For more info - 843-222-41ZERO2
Myrtle Beach, South Carolina, United States
For more info - 843-222-41ZERO2
Electric cars and hybrids are here to stay, much to the apparent dismay of some auto enthusiasts, but that doesn't mean they have to represent the death of enjoyable driving. Granted, the initial run of hybrids in the US like the Honda Insight and Toyota Prius weren't exactly tailor-made for aggressive folks behind the wheel, but things are clearly changing. In its latest video, Evo takes a look at three examples from Europe's new crop of electrified vehicles to show that the future of fun motoring is safe and sound.
Evo editor Henry Catchpole kicks things off with one of the most bizarre EVs of the bunch, the tiny Renault Twizy. Its low power and 50-mile-per-hour top speed might make it miles away from a hot hatch, but there's still fun to be had in extracting the most from this little city car. Next up is the Audi A3 E-Tron, which isn't technically available yet. It's a step in the right direction of eventually creating an affordable, fun-to-drive hybrid hot hatch.
However, the main event is Catchpole getting some seat time in the BMW i8. The Bimmer can really fly -literally in this case - and the butterfly-door coupe offers a clear look at the prospects for electrified sports cars. It might not have the power of hybrid supercar contemporaries like the LaFerrari or Porsche 918 Spyder, but the BMW doesn't cost nearly as much, either. See? Improved efficiency doesn't have to mean boring.
You can't debate Audi's record in endurance racing. With 12 victories at the 24 Hours of Le Mans, it comes second only to Porsche in the history books of the famous endurance race - only in Audi's case, all of those victories have come in the last 14 years, losing only twice: once to its partner team Bentley in 2003 and once to rival Peugeot in 2009. It's won the FIA World Endurance Championship in both of the seasons it's run so far, and has won championships in the European and American Le Mans Series, too.
That's quite a record to defend, and defend it Audi will with an evolved LMP1 racer next year. Only a week after tying up its second consecutive world championship, the German outfit is already back at Sebring this weekend testing the successor to the all-conquering R18 e-tron Quattro. Unfortunately as the new United SportsCar Championship doesn't include LMP1s, the only chance we may have to see it competing here in the United States will be at the 6 Hours of the Circuit of the Americas in September.
Audi is keeping mum on the details for the time being, releasing only this one photo and promising to reveal further details before the end of the month, but we can already discern a more streamlined shape, revised aero and reprofiled headlamps among the changes from the outgoing R18. One way or another, with Toyota upping its game and Porsche returning to top-level competition next season, Audi may be in for its toughest challenge yet - but you can bet it won't take it lying down. Scope out the press release below and watch this space for more.

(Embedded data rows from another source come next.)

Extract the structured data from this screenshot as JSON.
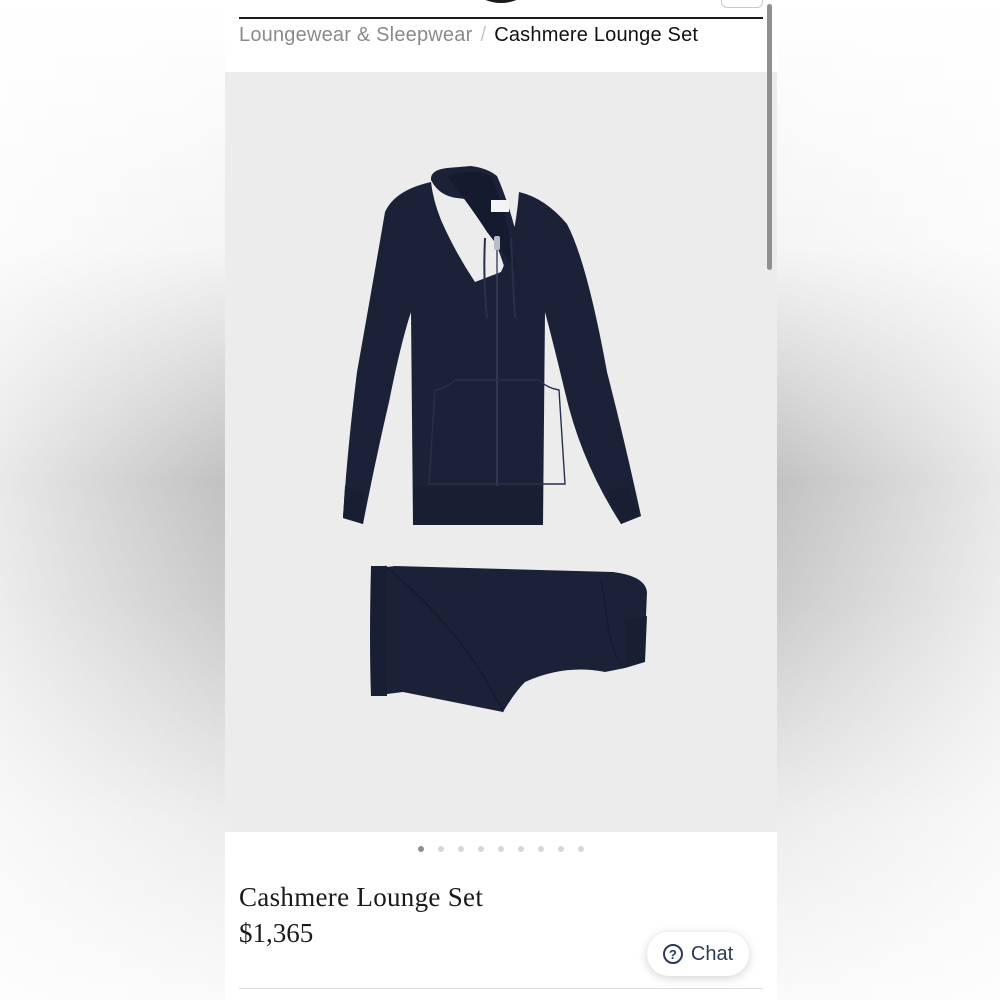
{
  "breadcrumb": {
    "parent": "Loungewear & Sleepwear",
    "separator": "/",
    "current": "Cashmere Lounge Set"
  },
  "gallery": {
    "image_count": 9,
    "active_index": 0,
    "image_subject": "navy cashmere zip hoodie and jogger trousers"
  },
  "product": {
    "title": "Cashmere Lounge Set",
    "price": "$1,365"
  },
  "chat": {
    "icon": "question-circle-icon",
    "label": "Chat"
  },
  "colors": {
    "garment_navy": "#1b2238",
    "gallery_bg": "#ececec",
    "chat_text": "#2b3a55"
  }
}
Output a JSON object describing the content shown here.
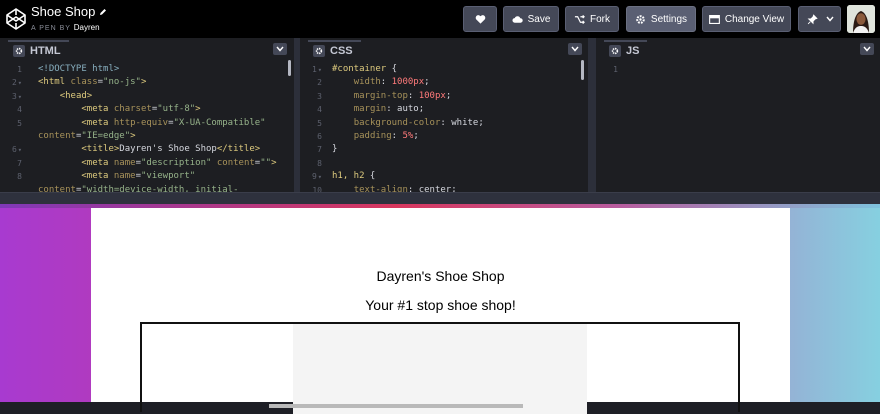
{
  "header": {
    "pen_title": "Shoe Shop",
    "pen_by_label": "A PEN BY",
    "author": "Dayren",
    "buttons": {
      "love": "",
      "save": "Save",
      "fork": "Fork",
      "settings": "Settings",
      "change_view": "Change View"
    }
  },
  "editors": {
    "html": {
      "label": "HTML",
      "lines": [
        {
          "n": "1",
          "fold": "",
          "segments": [
            {
              "t": "doc",
              "v": "<!DOCTYPE html>"
            }
          ]
        },
        {
          "n": "2",
          "fold": "▾",
          "segments": [
            {
              "t": "tag",
              "v": "<html "
            },
            {
              "t": "attr",
              "v": "class"
            },
            {
              "t": "plain",
              "v": "="
            },
            {
              "t": "str",
              "v": "\"no-js\""
            },
            {
              "t": "tag",
              "v": ">"
            }
          ]
        },
        {
          "n": "3",
          "fold": "▾",
          "segments": [
            {
              "t": "plain",
              "v": "    "
            },
            {
              "t": "tag",
              "v": "<head>"
            }
          ]
        },
        {
          "n": "4",
          "fold": "",
          "segments": [
            {
              "t": "plain",
              "v": "        "
            },
            {
              "t": "tag",
              "v": "<meta "
            },
            {
              "t": "attr",
              "v": "charset"
            },
            {
              "t": "plain",
              "v": "="
            },
            {
              "t": "str",
              "v": "\"utf-8\""
            },
            {
              "t": "tag",
              "v": ">"
            }
          ]
        },
        {
          "n": "5",
          "fold": "",
          "segments": [
            {
              "t": "plain",
              "v": "        "
            },
            {
              "t": "tag",
              "v": "<meta "
            },
            {
              "t": "attr",
              "v": "http-equiv"
            },
            {
              "t": "plain",
              "v": "="
            },
            {
              "t": "str",
              "v": "\"X-UA-Compatible\""
            }
          ]
        },
        {
          "n": "",
          "fold": "",
          "segments": [
            {
              "t": "attr",
              "v": "content"
            },
            {
              "t": "plain",
              "v": "="
            },
            {
              "t": "str",
              "v": "\"IE=edge\""
            },
            {
              "t": "tag",
              "v": ">"
            }
          ]
        },
        {
          "n": "6",
          "fold": "▾",
          "segments": [
            {
              "t": "plain",
              "v": "        "
            },
            {
              "t": "tag",
              "v": "<title>"
            },
            {
              "t": "plain",
              "v": "Dayren's Shoe Shop"
            },
            {
              "t": "tag",
              "v": "</title>"
            }
          ]
        },
        {
          "n": "7",
          "fold": "",
          "segments": [
            {
              "t": "plain",
              "v": "        "
            },
            {
              "t": "tag",
              "v": "<meta "
            },
            {
              "t": "attr",
              "v": "name"
            },
            {
              "t": "plain",
              "v": "="
            },
            {
              "t": "str",
              "v": "\"description\""
            },
            {
              "t": "plain",
              "v": " "
            },
            {
              "t": "attr",
              "v": "content"
            },
            {
              "t": "plain",
              "v": "="
            },
            {
              "t": "str",
              "v": "\"\""
            },
            {
              "t": "tag",
              "v": ">"
            }
          ]
        },
        {
          "n": "8",
          "fold": "",
          "segments": [
            {
              "t": "plain",
              "v": "        "
            },
            {
              "t": "tag",
              "v": "<meta "
            },
            {
              "t": "attr",
              "v": "name"
            },
            {
              "t": "plain",
              "v": "="
            },
            {
              "t": "str",
              "v": "\"viewport\""
            }
          ]
        },
        {
          "n": "",
          "fold": "",
          "segments": [
            {
              "t": "attr",
              "v": "content"
            },
            {
              "t": "plain",
              "v": "="
            },
            {
              "t": "str",
              "v": "\"width=device-width, initial-"
            }
          ]
        }
      ]
    },
    "css": {
      "label": "CSS",
      "lines": [
        {
          "n": "1",
          "fold": "▾",
          "segments": [
            {
              "t": "sel",
              "v": "#container"
            },
            {
              "t": "plain",
              "v": " {"
            }
          ]
        },
        {
          "n": "2",
          "fold": "",
          "segments": [
            {
              "t": "plain",
              "v": "    "
            },
            {
              "t": "prop",
              "v": "width"
            },
            {
              "t": "plain",
              "v": ": "
            },
            {
              "t": "val",
              "v": "1000px"
            },
            {
              "t": "plain",
              "v": ";"
            }
          ]
        },
        {
          "n": "3",
          "fold": "",
          "segments": [
            {
              "t": "plain",
              "v": "    "
            },
            {
              "t": "prop",
              "v": "margin-top"
            },
            {
              "t": "plain",
              "v": ": "
            },
            {
              "t": "val",
              "v": "100px"
            },
            {
              "t": "plain",
              "v": ";"
            }
          ]
        },
        {
          "n": "4",
          "fold": "",
          "segments": [
            {
              "t": "plain",
              "v": "    "
            },
            {
              "t": "prop",
              "v": "margin"
            },
            {
              "t": "plain",
              "v": ": "
            },
            {
              "t": "plain",
              "v": "auto;"
            }
          ]
        },
        {
          "n": "5",
          "fold": "",
          "segments": [
            {
              "t": "plain",
              "v": "    "
            },
            {
              "t": "prop",
              "v": "background-color"
            },
            {
              "t": "plain",
              "v": ": "
            },
            {
              "t": "plain",
              "v": "white;"
            }
          ]
        },
        {
          "n": "6",
          "fold": "",
          "segments": [
            {
              "t": "plain",
              "v": "    "
            },
            {
              "t": "prop",
              "v": "padding"
            },
            {
              "t": "plain",
              "v": ": "
            },
            {
              "t": "val",
              "v": "5%"
            },
            {
              "t": "plain",
              "v": ";"
            }
          ]
        },
        {
          "n": "7",
          "fold": "",
          "segments": [
            {
              "t": "plain",
              "v": "}"
            }
          ]
        },
        {
          "n": "8",
          "fold": "",
          "segments": [
            {
              "t": "plain",
              "v": ""
            }
          ]
        },
        {
          "n": "9",
          "fold": "▾",
          "segments": [
            {
              "t": "sel",
              "v": "h1, h2"
            },
            {
              "t": "plain",
              "v": " {"
            }
          ]
        },
        {
          "n": "10",
          "fold": "",
          "segments": [
            {
              "t": "plain",
              "v": "    "
            },
            {
              "t": "prop",
              "v": "text-align"
            },
            {
              "t": "plain",
              "v": ": "
            },
            {
              "t": "plain",
              "v": "center;"
            }
          ]
        }
      ]
    },
    "js": {
      "label": "JS",
      "lines": [
        {
          "n": "1",
          "fold": "",
          "segments": [
            {
              "t": "plain",
              "v": ""
            }
          ]
        }
      ]
    }
  },
  "preview": {
    "title": "Dayren's Shoe Shop",
    "subtitle": "Your #1 stop shoe shop!"
  },
  "colors": {
    "header_bg": "#000000",
    "editor_bg": "#1d1e22",
    "button_bg": "#444857",
    "gradient_left": "#a83ad0",
    "gradient_right": "#86d0e0"
  }
}
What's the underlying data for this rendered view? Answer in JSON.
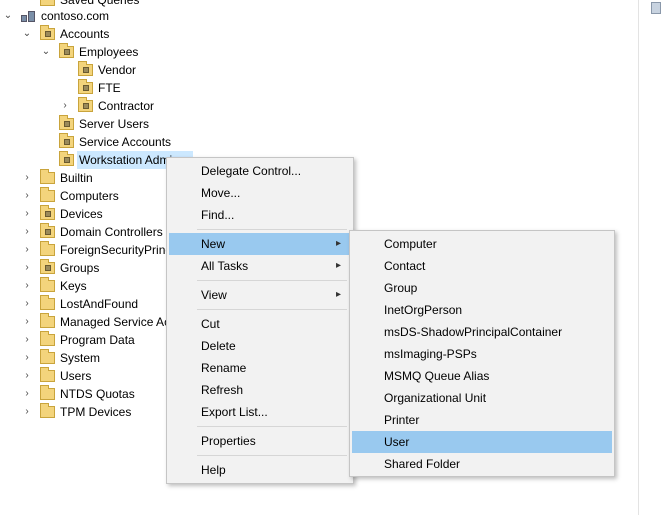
{
  "tree": {
    "saved_queries": "Saved Queries",
    "domain": "contoso.com",
    "accounts": "Accounts",
    "employees": "Employees",
    "vendor": "Vendor",
    "fte": "FTE",
    "contractor": "Contractor",
    "server_users": "Server Users",
    "service_accounts": "Service Accounts",
    "workstation_admins": "Workstation Admi",
    "builtin": "Builtin",
    "computers": "Computers",
    "devices": "Devices",
    "domain_controllers": "Domain Controllers",
    "foreign_security": "ForeignSecurityPrinc",
    "groups": "Groups",
    "keys": "Keys",
    "lost_and_found": "LostAndFound",
    "managed_service": "Managed Service Ac",
    "program_data": "Program Data",
    "system": "System",
    "users": "Users",
    "ntds_quotas": "NTDS Quotas",
    "tpm_devices": "TPM Devices"
  },
  "context_menu": {
    "delegate": "Delegate Control...",
    "move": "Move...",
    "find": "Find...",
    "new": "New",
    "all_tasks": "All Tasks",
    "view": "View",
    "cut": "Cut",
    "delete": "Delete",
    "rename": "Rename",
    "refresh": "Refresh",
    "export": "Export List...",
    "properties": "Properties",
    "help": "Help"
  },
  "submenu": {
    "computer": "Computer",
    "contact": "Contact",
    "group": "Group",
    "inetorgperson": "InetOrgPerson",
    "shadow": "msDS-ShadowPrincipalContainer",
    "imaging": "msImaging-PSPs",
    "msmq": "MSMQ Queue Alias",
    "ou": "Organizational Unit",
    "printer": "Printer",
    "user": "User",
    "shared_folder": "Shared Folder"
  },
  "colors": {
    "highlight": "#99c9ef",
    "selected_node": "#cce8ff",
    "menu_bg": "#f2f2f2"
  },
  "icons": {
    "expand": "chevron-right-icon",
    "collapse": "chevron-down-icon",
    "folder": "folder-icon",
    "ou": "organizational-unit-icon",
    "domain": "domain-icon"
  }
}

According to research conducted by global information company IHS Automotive, the leporine birthing of new models by luxury manufacturers over the past six years hasn't increased their market share in the US. Even as car sales reached 15.6 million units, IHS says what's happened instead is that luxury buyers are merely moving from one brand to another, moving from larger luxury vehicles into hot segments like compact luxury crossovers or leaving the market at the same rate as other buyers enter.
Whether broken out by makes or by segment, market share has rollercoastered inside a narrow band from 10.5 to 11.5 percent since "at least" 2008. Closer investigation reveals the shifting boundaries in the aspirational pond, with brands like Mercedes-Benz and Audi gaining territory as Lexus and Lincoln lost it, and Saab and Hummer were buried, dead, under it. One neat note is that Tesla has gone from a share of zip to .12 percent.
The subcompact and compact crossover segments show growth, with those little high-riders jumping from .3 percent to 1.16 percent of overall industry sales. Their rise, though, is concomitant with the decline of four other segments: compact and midsize cars and fullsize cars and SUVs. We think the next few years that will tell if the small-car expansion can overcome the large-car retraction, with a phalanx of smaller offerings like the CLA only recently hitting the market and others like the GLA, Macan and Q1 doing so in the near future.